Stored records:
'''

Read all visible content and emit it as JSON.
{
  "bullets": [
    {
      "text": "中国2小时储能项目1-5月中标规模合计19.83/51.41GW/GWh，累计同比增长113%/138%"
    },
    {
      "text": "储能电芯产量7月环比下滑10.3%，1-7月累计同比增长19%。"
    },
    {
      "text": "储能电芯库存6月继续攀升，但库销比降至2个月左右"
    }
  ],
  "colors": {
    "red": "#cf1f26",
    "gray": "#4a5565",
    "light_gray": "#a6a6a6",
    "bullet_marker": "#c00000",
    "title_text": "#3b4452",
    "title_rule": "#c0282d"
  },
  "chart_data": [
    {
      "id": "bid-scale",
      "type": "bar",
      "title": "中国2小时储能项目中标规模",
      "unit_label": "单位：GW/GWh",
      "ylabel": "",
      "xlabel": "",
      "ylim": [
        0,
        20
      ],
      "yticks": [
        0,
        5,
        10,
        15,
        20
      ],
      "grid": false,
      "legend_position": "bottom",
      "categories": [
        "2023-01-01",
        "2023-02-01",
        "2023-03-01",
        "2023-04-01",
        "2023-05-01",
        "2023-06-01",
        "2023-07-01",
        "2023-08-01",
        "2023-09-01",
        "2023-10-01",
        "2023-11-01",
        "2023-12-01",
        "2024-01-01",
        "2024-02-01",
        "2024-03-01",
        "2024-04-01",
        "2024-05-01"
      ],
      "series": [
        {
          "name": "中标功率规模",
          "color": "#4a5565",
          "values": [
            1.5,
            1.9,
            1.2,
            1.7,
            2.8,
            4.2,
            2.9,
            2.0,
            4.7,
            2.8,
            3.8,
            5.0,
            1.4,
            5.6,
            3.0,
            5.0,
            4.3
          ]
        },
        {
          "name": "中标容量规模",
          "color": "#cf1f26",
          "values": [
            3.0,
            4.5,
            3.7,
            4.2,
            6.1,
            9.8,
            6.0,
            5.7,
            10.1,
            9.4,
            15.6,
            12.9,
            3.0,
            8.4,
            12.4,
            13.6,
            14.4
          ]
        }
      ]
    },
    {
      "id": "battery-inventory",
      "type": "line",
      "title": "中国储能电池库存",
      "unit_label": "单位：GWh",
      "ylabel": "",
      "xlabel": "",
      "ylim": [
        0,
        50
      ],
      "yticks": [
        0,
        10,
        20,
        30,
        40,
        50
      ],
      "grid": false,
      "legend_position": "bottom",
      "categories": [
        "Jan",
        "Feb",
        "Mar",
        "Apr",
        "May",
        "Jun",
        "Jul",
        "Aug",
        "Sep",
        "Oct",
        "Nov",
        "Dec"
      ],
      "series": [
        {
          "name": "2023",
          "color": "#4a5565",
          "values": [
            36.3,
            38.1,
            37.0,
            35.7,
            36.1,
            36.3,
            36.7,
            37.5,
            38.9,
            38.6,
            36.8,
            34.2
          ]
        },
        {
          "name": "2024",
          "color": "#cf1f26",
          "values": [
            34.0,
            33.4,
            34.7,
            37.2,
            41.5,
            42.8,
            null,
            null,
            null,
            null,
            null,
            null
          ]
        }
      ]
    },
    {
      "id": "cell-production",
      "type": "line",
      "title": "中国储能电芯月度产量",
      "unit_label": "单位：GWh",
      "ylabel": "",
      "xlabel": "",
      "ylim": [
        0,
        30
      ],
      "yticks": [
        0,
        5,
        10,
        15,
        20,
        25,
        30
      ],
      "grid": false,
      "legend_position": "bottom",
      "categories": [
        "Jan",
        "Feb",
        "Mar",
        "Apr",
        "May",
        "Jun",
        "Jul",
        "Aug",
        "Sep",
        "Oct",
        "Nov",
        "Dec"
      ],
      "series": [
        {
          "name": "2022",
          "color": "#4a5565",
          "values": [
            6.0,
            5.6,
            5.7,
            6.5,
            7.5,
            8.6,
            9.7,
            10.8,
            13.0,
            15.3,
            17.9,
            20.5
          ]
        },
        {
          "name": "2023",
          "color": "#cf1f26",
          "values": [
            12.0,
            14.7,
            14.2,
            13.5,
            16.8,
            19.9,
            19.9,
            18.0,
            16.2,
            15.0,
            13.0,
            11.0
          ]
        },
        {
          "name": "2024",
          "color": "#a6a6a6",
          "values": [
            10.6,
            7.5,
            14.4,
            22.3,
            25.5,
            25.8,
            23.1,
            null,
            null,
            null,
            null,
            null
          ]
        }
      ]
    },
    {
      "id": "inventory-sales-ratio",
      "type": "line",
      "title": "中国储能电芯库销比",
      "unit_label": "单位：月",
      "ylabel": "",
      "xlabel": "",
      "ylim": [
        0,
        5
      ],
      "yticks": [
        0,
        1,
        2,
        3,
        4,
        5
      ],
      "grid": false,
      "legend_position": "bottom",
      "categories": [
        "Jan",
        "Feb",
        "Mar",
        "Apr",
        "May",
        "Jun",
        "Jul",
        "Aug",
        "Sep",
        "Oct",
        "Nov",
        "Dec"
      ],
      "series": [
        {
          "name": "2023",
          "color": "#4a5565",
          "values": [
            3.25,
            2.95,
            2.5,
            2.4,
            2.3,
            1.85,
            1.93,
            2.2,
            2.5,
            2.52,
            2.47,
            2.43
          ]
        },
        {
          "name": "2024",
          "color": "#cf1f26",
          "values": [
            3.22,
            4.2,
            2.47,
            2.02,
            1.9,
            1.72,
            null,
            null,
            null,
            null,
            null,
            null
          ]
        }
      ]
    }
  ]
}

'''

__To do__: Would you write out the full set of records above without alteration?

__Reply__:
Read all visible content and emit it as JSON.
{
  "bullets": [
    {
      "text": "中国2小时储能项目1-5月中标规模合计19.83/51.41GW/GWh，累计同比增长113%/138%"
    },
    {
      "text": "储能电芯产量7月环比下滑10.3%，1-7月累计同比增长19%。"
    },
    {
      "text": "储能电芯库存6月继续攀升，但库销比降至2个月左右"
    }
  ],
  "colors": {
    "red": "#cf1f26",
    "gray": "#4a5565",
    "light_gray": "#a6a6a6",
    "bullet_marker": "#c00000",
    "title_text": "#3b4452",
    "title_rule": "#c0282d"
  },
  "chart_data": [
    {
      "id": "bid-scale",
      "type": "bar",
      "title": "中国2小时储能项目中标规模",
      "unit_label": "单位：GW/GWh",
      "ylabel": "",
      "xlabel": "",
      "ylim": [
        0,
        20
      ],
      "yticks": [
        0,
        5,
        10,
        15,
        20
      ],
      "grid": false,
      "legend_position": "bottom",
      "categories": [
        "2023-01-01",
        "2023-02-01",
        "2023-03-01",
        "2023-04-01",
        "2023-05-01",
        "2023-06-01",
        "2023-07-01",
        "2023-08-01",
        "2023-09-01",
        "2023-10-01",
        "2023-11-01",
        "2023-12-01",
        "2024-01-01",
        "2024-02-01",
        "2024-03-01",
        "2024-04-01",
        "2024-05-01"
      ],
      "series": [
        {
          "name": "中标功率规模",
          "color": "#4a5565",
          "values": [
            1.5,
            1.9,
            1.2,
            1.7,
            2.8,
            4.2,
            2.9,
            2.0,
            4.7,
            2.8,
            3.8,
            5.0,
            1.4,
            5.6,
            3.0,
            5.0,
            4.3
          ]
        },
        {
          "name": "中标容量规模",
          "color": "#cf1f26",
          "values": [
            3.0,
            4.5,
            3.7,
            4.2,
            6.1,
            9.8,
            6.0,
            5.7,
            10.1,
            9.4,
            15.6,
            12.9,
            3.0,
            8.4,
            12.4,
            13.6,
            14.4
          ]
        }
      ]
    },
    {
      "id": "battery-inventory",
      "type": "line",
      "title": "中国储能电池库存",
      "unit_label": "单位：GWh",
      "ylabel": "",
      "xlabel": "",
      "ylim": [
        0,
        50
      ],
      "yticks": [
        0,
        10,
        20,
        30,
        40,
        50
      ],
      "grid": false,
      "legend_position": "bottom",
      "categories": [
        "Jan",
        "Feb",
        "Mar",
        "Apr",
        "May",
        "Jun",
        "Jul",
        "Aug",
        "Sep",
        "Oct",
        "Nov",
        "Dec"
      ],
      "series": [
        {
          "name": "2023",
          "color": "#4a5565",
          "values": [
            36.3,
            38.1,
            37.0,
            35.7,
            36.1,
            36.3,
            36.7,
            37.5,
            38.9,
            38.6,
            36.8,
            34.2
          ]
        },
        {
          "name": "2024",
          "color": "#cf1f26",
          "values": [
            34.0,
            33.4,
            34.7,
            37.2,
            41.5,
            42.8,
            null,
            null,
            null,
            null,
            null,
            null
          ]
        }
      ]
    },
    {
      "id": "cell-production",
      "type": "line",
      "title": "中国储能电芯月度产量",
      "unit_label": "单位：GWh",
      "ylabel": "",
      "xlabel": "",
      "ylim": [
        0,
        30
      ],
      "yticks": [
        0,
        5,
        10,
        15,
        20,
        25,
        30
      ],
      "grid": false,
      "legend_position": "bottom",
      "categories": [
        "Jan",
        "Feb",
        "Mar",
        "Apr",
        "May",
        "Jun",
        "Jul",
        "Aug",
        "Sep",
        "Oct",
        "Nov",
        "Dec"
      ],
      "series": [
        {
          "name": "2022",
          "color": "#4a5565",
          "values": [
            6.0,
            5.6,
            5.7,
            6.5,
            7.5,
            8.6,
            9.7,
            10.8,
            13.0,
            15.3,
            17.9,
            20.5
          ]
        },
        {
          "name": "2023",
          "color": "#cf1f26",
          "values": [
            12.0,
            14.7,
            14.2,
            13.5,
            16.8,
            19.9,
            19.9,
            18.0,
            16.2,
            15.0,
            13.0,
            11.0
          ]
        },
        {
          "name": "2024",
          "color": "#a6a6a6",
          "values": [
            10.6,
            7.5,
            14.4,
            22.3,
            25.5,
            25.8,
            23.1,
            null,
            null,
            null,
            null,
            null
          ]
        }
      ]
    },
    {
      "id": "inventory-sales-ratio",
      "type": "line",
      "title": "中国储能电芯库销比",
      "unit_label": "单位：月",
      "ylabel": "",
      "xlabel": "",
      "ylim": [
        0,
        5
      ],
      "yticks": [
        0,
        1,
        2,
        3,
        4,
        5
      ],
      "grid": false,
      "legend_position": "bottom",
      "categories": [
        "Jan",
        "Feb",
        "Mar",
        "Apr",
        "May",
        "Jun",
        "Jul",
        "Aug",
        "Sep",
        "Oct",
        "Nov",
        "Dec"
      ],
      "series": [
        {
          "name": "2023",
          "color": "#4a5565",
          "values": [
            3.25,
            2.95,
            2.5,
            2.4,
            2.3,
            1.85,
            1.93,
            2.2,
            2.5,
            2.52,
            2.47,
            2.43
          ]
        },
        {
          "name": "2024",
          "color": "#cf1f26",
          "values": [
            3.22,
            4.2,
            2.47,
            2.02,
            1.9,
            1.72,
            null,
            null,
            null,
            null,
            null,
            null
          ]
        }
      ]
    }
  ]
}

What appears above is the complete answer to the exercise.